▶ _Problem statement_
As the answer, give a copy of each line below that includes the word "JSON".

Data extracted from a collection:
▬▬▬
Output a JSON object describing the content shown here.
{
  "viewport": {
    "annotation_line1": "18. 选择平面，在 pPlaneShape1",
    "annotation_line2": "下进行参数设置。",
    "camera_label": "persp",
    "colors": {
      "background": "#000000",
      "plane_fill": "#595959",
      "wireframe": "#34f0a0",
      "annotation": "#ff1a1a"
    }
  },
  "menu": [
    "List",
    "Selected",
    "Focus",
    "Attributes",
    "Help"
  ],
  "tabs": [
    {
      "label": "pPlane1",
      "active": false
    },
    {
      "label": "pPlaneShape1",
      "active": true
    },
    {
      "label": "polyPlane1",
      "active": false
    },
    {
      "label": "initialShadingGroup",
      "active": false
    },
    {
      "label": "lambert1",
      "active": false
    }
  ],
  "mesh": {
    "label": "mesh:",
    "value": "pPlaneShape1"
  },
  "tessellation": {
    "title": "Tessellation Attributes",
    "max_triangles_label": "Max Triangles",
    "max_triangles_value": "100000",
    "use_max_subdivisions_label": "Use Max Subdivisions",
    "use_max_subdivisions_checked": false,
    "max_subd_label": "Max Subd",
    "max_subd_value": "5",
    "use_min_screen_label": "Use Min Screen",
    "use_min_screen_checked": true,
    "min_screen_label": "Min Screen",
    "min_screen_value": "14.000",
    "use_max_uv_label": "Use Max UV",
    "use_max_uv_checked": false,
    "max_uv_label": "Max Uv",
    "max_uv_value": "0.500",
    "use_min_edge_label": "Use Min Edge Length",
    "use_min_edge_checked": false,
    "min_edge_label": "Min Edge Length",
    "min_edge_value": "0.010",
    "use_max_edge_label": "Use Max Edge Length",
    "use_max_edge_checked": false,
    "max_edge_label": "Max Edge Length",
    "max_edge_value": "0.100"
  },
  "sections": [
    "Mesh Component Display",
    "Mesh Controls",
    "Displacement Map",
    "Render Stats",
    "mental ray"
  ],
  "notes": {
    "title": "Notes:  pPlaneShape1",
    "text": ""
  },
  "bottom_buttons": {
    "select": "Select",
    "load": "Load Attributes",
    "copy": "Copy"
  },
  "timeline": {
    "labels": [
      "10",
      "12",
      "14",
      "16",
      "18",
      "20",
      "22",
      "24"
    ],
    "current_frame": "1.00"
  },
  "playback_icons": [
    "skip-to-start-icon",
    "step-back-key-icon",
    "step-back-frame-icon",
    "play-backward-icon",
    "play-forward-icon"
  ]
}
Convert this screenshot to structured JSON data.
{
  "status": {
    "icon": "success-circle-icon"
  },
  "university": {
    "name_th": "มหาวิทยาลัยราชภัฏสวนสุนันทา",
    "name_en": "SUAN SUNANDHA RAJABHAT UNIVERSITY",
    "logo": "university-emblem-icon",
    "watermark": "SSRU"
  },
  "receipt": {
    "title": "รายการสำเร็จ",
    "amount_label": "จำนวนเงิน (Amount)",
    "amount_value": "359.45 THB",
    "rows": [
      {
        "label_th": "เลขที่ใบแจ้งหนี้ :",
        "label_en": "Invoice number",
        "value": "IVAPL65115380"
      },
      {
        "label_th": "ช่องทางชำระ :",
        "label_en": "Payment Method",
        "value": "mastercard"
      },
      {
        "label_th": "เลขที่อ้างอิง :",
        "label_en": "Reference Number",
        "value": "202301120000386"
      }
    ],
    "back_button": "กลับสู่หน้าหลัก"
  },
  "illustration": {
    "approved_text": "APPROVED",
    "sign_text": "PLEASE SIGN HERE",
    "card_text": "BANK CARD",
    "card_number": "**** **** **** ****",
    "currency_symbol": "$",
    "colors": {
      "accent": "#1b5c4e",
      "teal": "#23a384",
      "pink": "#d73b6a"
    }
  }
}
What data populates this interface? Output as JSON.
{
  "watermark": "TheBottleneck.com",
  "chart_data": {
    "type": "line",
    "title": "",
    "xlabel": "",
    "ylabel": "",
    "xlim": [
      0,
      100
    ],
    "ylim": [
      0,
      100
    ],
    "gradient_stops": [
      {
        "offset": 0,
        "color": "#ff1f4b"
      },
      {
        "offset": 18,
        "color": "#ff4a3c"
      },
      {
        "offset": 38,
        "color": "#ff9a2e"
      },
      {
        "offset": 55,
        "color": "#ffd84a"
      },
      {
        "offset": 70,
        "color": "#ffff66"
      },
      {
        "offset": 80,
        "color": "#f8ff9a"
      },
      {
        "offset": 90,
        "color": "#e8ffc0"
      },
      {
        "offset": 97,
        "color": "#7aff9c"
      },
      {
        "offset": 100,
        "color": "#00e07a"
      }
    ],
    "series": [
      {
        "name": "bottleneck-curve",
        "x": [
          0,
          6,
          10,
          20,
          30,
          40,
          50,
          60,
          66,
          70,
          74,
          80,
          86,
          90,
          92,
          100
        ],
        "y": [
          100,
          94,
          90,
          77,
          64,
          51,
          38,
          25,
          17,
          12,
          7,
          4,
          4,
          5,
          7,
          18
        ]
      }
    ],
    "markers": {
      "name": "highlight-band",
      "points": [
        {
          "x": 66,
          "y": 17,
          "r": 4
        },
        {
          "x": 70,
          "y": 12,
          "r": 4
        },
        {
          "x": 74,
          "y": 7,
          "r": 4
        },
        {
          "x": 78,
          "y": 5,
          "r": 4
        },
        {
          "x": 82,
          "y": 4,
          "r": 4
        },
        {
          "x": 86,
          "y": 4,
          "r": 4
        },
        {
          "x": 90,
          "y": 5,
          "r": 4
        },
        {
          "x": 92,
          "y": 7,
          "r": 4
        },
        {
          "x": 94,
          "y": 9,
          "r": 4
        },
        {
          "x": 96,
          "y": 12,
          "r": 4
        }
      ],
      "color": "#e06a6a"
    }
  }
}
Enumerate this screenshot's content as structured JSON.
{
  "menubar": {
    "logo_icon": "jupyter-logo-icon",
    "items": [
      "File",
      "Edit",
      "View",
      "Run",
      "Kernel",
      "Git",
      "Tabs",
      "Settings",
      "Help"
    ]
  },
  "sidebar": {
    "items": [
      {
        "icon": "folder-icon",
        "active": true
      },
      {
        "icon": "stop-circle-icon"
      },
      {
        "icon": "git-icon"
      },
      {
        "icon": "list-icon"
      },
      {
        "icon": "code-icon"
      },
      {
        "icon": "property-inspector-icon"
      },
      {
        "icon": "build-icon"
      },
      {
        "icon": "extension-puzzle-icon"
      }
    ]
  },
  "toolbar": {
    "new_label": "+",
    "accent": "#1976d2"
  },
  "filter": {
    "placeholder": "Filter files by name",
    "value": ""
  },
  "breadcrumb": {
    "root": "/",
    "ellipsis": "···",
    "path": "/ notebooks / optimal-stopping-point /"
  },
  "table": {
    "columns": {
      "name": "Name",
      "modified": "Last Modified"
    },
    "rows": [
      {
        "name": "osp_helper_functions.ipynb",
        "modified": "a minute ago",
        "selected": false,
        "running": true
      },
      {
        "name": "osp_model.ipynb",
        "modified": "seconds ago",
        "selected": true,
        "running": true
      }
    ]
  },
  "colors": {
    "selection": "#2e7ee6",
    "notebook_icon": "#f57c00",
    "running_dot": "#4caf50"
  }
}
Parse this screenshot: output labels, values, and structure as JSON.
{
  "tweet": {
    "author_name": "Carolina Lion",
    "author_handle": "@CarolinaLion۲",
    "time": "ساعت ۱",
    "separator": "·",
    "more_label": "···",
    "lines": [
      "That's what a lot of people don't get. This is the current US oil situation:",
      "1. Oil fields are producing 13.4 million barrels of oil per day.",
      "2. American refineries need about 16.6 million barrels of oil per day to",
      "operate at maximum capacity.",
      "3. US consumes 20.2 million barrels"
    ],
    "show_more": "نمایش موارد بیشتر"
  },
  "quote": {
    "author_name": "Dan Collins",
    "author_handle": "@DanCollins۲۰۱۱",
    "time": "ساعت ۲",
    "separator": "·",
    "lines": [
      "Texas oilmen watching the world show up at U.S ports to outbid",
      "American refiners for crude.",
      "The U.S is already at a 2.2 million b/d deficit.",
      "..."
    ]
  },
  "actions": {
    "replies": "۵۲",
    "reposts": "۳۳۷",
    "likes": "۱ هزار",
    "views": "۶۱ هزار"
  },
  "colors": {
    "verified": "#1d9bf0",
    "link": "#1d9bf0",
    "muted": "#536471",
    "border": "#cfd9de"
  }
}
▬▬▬
▶ _Reply to the exercise_
Output a JSON object describing the content shown here.
Convert this screenshot to structured JSON data.
What data populates this interface? Output as JSON.
Enumerate this screenshot's content as structured JSON.
Parse this screenshot: output labels, values, and structure as JSON.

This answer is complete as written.